**AIM OF THE TASK**
What is the number of lines in these records that hold the word "include"? Reply with that number alone.
(EXERCISE MATERIALS begins)
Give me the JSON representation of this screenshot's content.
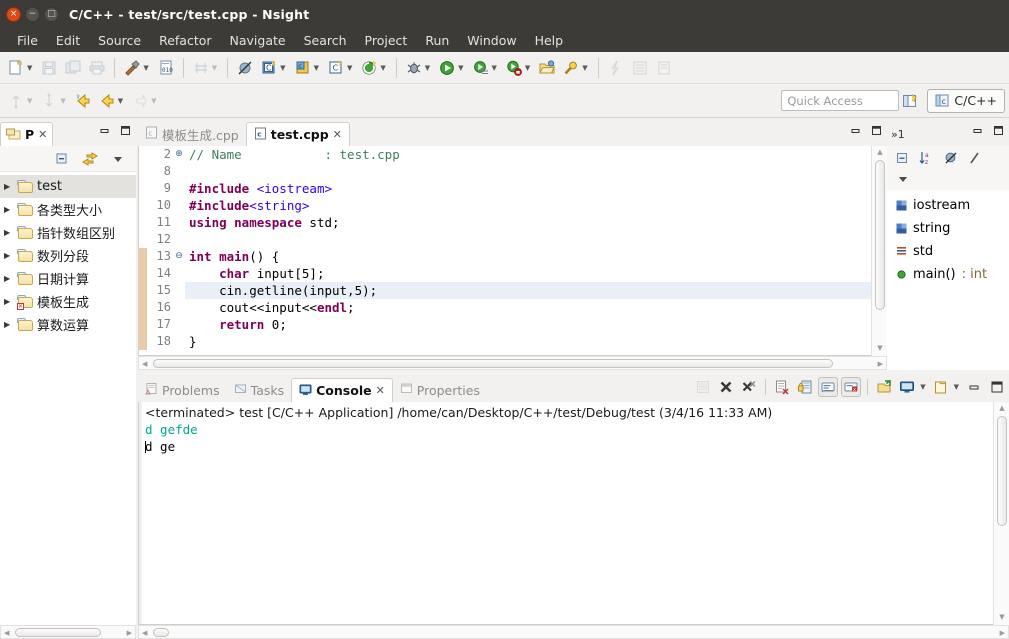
{
  "window": {
    "title": "C/C++ - test/src/test.cpp - Nsight",
    "controls": {
      "close": "×",
      "minimize": "−",
      "maximize": "□"
    }
  },
  "menubar": {
    "items": [
      {
        "label": "File"
      },
      {
        "label": "Edit"
      },
      {
        "label": "Source"
      },
      {
        "label": "Refactor"
      },
      {
        "label": "Navigate"
      },
      {
        "label": "Search"
      },
      {
        "label": "Project"
      },
      {
        "label": "Run"
      },
      {
        "label": "Window"
      },
      {
        "label": "Help"
      }
    ]
  },
  "toolbar": {
    "row1": [
      {
        "name": "new-file",
        "glyph": "὜b",
        "arrow": true,
        "enabled": true
      },
      {
        "name": "save",
        "glyph": "Ὃe",
        "arrow": false,
        "enabled": false
      },
      {
        "name": "save-all",
        "glyph": "὚b",
        "arrow": false,
        "enabled": false
      },
      {
        "name": "print",
        "glyph": "⎙",
        "arrow": false,
        "enabled": false
      },
      {
        "sep": true
      },
      {
        "name": "build",
        "glyph": "ὒ8",
        "arrow": true,
        "enabled": true
      },
      {
        "name": "build-configurations",
        "glyph": "010",
        "arrow": false,
        "enabled": true
      },
      {
        "sep": true
      },
      {
        "name": "open-element",
        "glyph": "⌗",
        "arrow": true,
        "enabled": false
      },
      {
        "sep": true
      },
      {
        "name": "skip-breakpoints",
        "glyph": "╱",
        "arrow": false,
        "enabled": true
      },
      {
        "name": "new-c-project",
        "glyph": "C",
        "arrow": true,
        "enabled": true
      },
      {
        "name": "new-cpp-class",
        "glyph": "C",
        "arrow": true,
        "enabled": true
      },
      {
        "name": "new-c-source",
        "glyph": "C",
        "arrow": true,
        "enabled": true
      },
      {
        "name": "cuda-new",
        "glyph": "G",
        "arrow": true,
        "enabled": true
      },
      {
        "sep": true
      },
      {
        "name": "debug",
        "glyph": "ὁe",
        "arrow": true,
        "enabled": true
      },
      {
        "name": "run",
        "glyph": "▶",
        "arrow": true,
        "enabled": true
      },
      {
        "name": "profile",
        "glyph": "▶",
        "arrow": true,
        "enabled": true
      },
      {
        "name": "run-last-tool",
        "glyph": "▶",
        "arrow": true,
        "enabled": true
      },
      {
        "name": "open-folder",
        "glyph": "Ὄ2",
        "arrow": false,
        "enabled": true
      },
      {
        "name": "search",
        "glyph": "ὐd",
        "arrow": true,
        "enabled": true
      },
      {
        "sep": true
      },
      {
        "name": "next-annotation",
        "glyph": "⚡",
        "arrow": false,
        "enabled": false
      },
      {
        "name": "toggle-block-selection",
        "glyph": "☰",
        "arrow": false,
        "enabled": false
      },
      {
        "name": "toggle-mark-occurrences",
        "glyph": "⬚",
        "arrow": false,
        "enabled": false
      }
    ],
    "row2": [
      {
        "name": "previous-edit-location",
        "glyph": "⤴",
        "arrow": true,
        "enabled": false
      },
      {
        "name": "next-edit-location",
        "glyph": "⤵",
        "arrow": true,
        "enabled": false
      },
      {
        "name": "back",
        "glyph": "←",
        "arrow": false,
        "enabled": true
      },
      {
        "name": "forward",
        "glyph": "→",
        "arrow": true,
        "enabled": true
      },
      {
        "name": "pin-editor",
        "glyph": "↺",
        "arrow": true,
        "enabled": false
      }
    ],
    "quick_access_placeholder": "Quick Access",
    "new_perspective_label": "",
    "perspective_label": "C/C++"
  },
  "project_explorer": {
    "tab_label": "P",
    "close_glyph": "✕",
    "minimize_glyph": "−",
    "maximize_glyph": "□",
    "toolbar": [
      {
        "name": "collapse-all",
        "glyph": "⊟"
      },
      {
        "name": "link-with-editor",
        "glyph": "⇄"
      },
      {
        "name": "view-menu",
        "glyph": "▽"
      }
    ],
    "items": [
      {
        "label": "test",
        "selected": true,
        "error": false
      },
      {
        "label": "各类型大小",
        "selected": false,
        "error": false
      },
      {
        "label": "指针数组区别",
        "selected": false,
        "error": false
      },
      {
        "label": "数列分段",
        "selected": false,
        "error": false
      },
      {
        "label": "日期计算",
        "selected": false,
        "error": false
      },
      {
        "label": "模板生成",
        "selected": false,
        "error": true
      },
      {
        "label": "算数运算",
        "selected": false,
        "error": false
      }
    ]
  },
  "editor": {
    "tabs": [
      {
        "label": "模板生成.cpp",
        "active": false,
        "closable": false
      },
      {
        "label": "test.cpp",
        "active": true,
        "closable": true,
        "close_glyph": "✕"
      }
    ],
    "minimize_glyph": "−",
    "maximize_glyph": "□",
    "lines": [
      {
        "num": "2",
        "fold": "⊕",
        "changed": false,
        "highlight": false,
        "tokens": [
          {
            "t": "// Name           : test.cpp",
            "c": "cm"
          }
        ]
      },
      {
        "num": "8",
        "fold": "",
        "changed": false,
        "highlight": false,
        "tokens": []
      },
      {
        "num": "9",
        "fold": "",
        "changed": false,
        "highlight": false,
        "tokens": [
          {
            "t": "#include ",
            "c": "pp"
          },
          {
            "t": "<iostream>",
            "c": "str"
          }
        ]
      },
      {
        "num": "10",
        "fold": "",
        "changed": false,
        "highlight": false,
        "tokens": [
          {
            "t": "#include",
            "c": "pp"
          },
          {
            "t": "<string>",
            "c": "str"
          }
        ]
      },
      {
        "num": "11",
        "fold": "",
        "changed": false,
        "highlight": false,
        "tokens": [
          {
            "t": "using namespace ",
            "c": "k"
          },
          {
            "t": "std;",
            "c": ""
          }
        ]
      },
      {
        "num": "12",
        "fold": "",
        "changed": false,
        "highlight": false,
        "tokens": []
      },
      {
        "num": "13",
        "fold": "⊖",
        "changed": true,
        "highlight": false,
        "tokens": [
          {
            "t": "int ",
            "c": "k"
          },
          {
            "t": "main",
            "c": "kb"
          },
          {
            "t": "() {",
            "c": ""
          }
        ]
      },
      {
        "num": "14",
        "fold": "",
        "changed": true,
        "highlight": false,
        "tokens": [
          {
            "t": "    ",
            "c": ""
          },
          {
            "t": "char ",
            "c": "k"
          },
          {
            "t": "input[5];",
            "c": ""
          }
        ]
      },
      {
        "num": "15",
        "fold": "",
        "changed": true,
        "highlight": true,
        "tokens": [
          {
            "t": "    cin.getline(input,5);",
            "c": ""
          }
        ]
      },
      {
        "num": "16",
        "fold": "",
        "changed": true,
        "highlight": false,
        "tokens": [
          {
            "t": "    cout<<input<<",
            "c": ""
          },
          {
            "t": "endl",
            "c": "kb"
          },
          {
            "t": ";",
            "c": ""
          }
        ]
      },
      {
        "num": "17",
        "fold": "",
        "changed": true,
        "highlight": false,
        "tokens": [
          {
            "t": "    ",
            "c": ""
          },
          {
            "t": "return ",
            "c": "k"
          },
          {
            "t": "0;",
            "c": ""
          }
        ]
      },
      {
        "num": "18",
        "fold": "",
        "changed": true,
        "highlight": false,
        "tokens": [
          {
            "t": "}",
            "c": ""
          }
        ]
      }
    ]
  },
  "outline": {
    "tab_label": "»1",
    "minimize_glyph": "−",
    "maximize_glyph": "□",
    "toolbar": [
      {
        "name": "collapse-all",
        "glyph": "⊟"
      },
      {
        "name": "sort",
        "glyph": "↓az"
      },
      {
        "name": "hide-fields",
        "glyph": "⊘"
      },
      {
        "name": "hide-static",
        "glyph": "╱"
      }
    ],
    "toolbar2": [
      {
        "name": "view-menu",
        "glyph": "▽"
      }
    ],
    "items": [
      {
        "label": "iostream",
        "kind": "include",
        "ret": ""
      },
      {
        "label": "string",
        "kind": "include",
        "ret": ""
      },
      {
        "label": "std",
        "kind": "namespace",
        "ret": ""
      },
      {
        "label": "main()",
        "kind": "function",
        "ret": " : int"
      }
    ]
  },
  "console": {
    "tabs": [
      {
        "label": "Problems",
        "active": false,
        "icon": "problems-icon"
      },
      {
        "label": "Tasks",
        "active": false,
        "icon": "tasks-icon"
      },
      {
        "label": "Console",
        "active": true,
        "icon": "console-icon",
        "close_glyph": "✕"
      },
      {
        "label": "Properties",
        "active": false,
        "icon": "properties-icon"
      }
    ],
    "toolbar": [
      {
        "name": "clear-console",
        "glyph": "⬚",
        "enabled": false,
        "pressed": false
      },
      {
        "name": "terminate",
        "glyph": "✖",
        "enabled": true,
        "pressed": false
      },
      {
        "name": "remove-all-terminated",
        "glyph": "✖",
        "enabled": true,
        "pressed": false
      },
      {
        "sep": true
      },
      {
        "name": "clear",
        "glyph": "Ὕ1",
        "enabled": true,
        "pressed": false
      },
      {
        "name": "scroll-lock",
        "glyph": "ὑ2",
        "enabled": true,
        "pressed": false
      },
      {
        "name": "show-console-on-output",
        "glyph": "Ὓ5",
        "enabled": true,
        "pressed": true
      },
      {
        "name": "show-console-on-error",
        "glyph": "Ὓ5",
        "enabled": true,
        "pressed": true
      },
      {
        "sep": true
      },
      {
        "name": "pin-console",
        "glyph": "➦",
        "enabled": true,
        "pressed": false
      },
      {
        "name": "display-selected-console",
        "glyph": "Ὓ5",
        "enabled": true,
        "pressed": false,
        "arrow": true
      },
      {
        "name": "open-console",
        "glyph": "὜b",
        "enabled": true,
        "pressed": false,
        "arrow": true
      },
      {
        "name": "minimize",
        "glyph": "−",
        "enabled": true,
        "pressed": false
      },
      {
        "name": "maximize",
        "glyph": "□",
        "enabled": true,
        "pressed": false
      }
    ],
    "header": "<terminated> test [C/C++ Application] /home/can/Desktop/C++/test/Debug/test (3/4/16 11:33 AM)",
    "output": [
      {
        "text": "d gefde",
        "color": "green",
        "caret": false
      },
      {
        "text": "d ge",
        "color": "black",
        "caret": true
      }
    ]
  },
  "colors": {
    "titlebar_bg": "#3c3b37",
    "chrome_bg": "#f2f1f0",
    "editor_bg": "#ffffff",
    "keyword": "#7f0055",
    "string": "#2a00ff",
    "comment": "#3f7f5f",
    "highlight_line": "#e8eff7",
    "change_bar": "#e8cba8",
    "console_green": "#00a98f",
    "close_button": "#dd4814"
  }
}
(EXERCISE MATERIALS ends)
**FINAL ANSWER**
4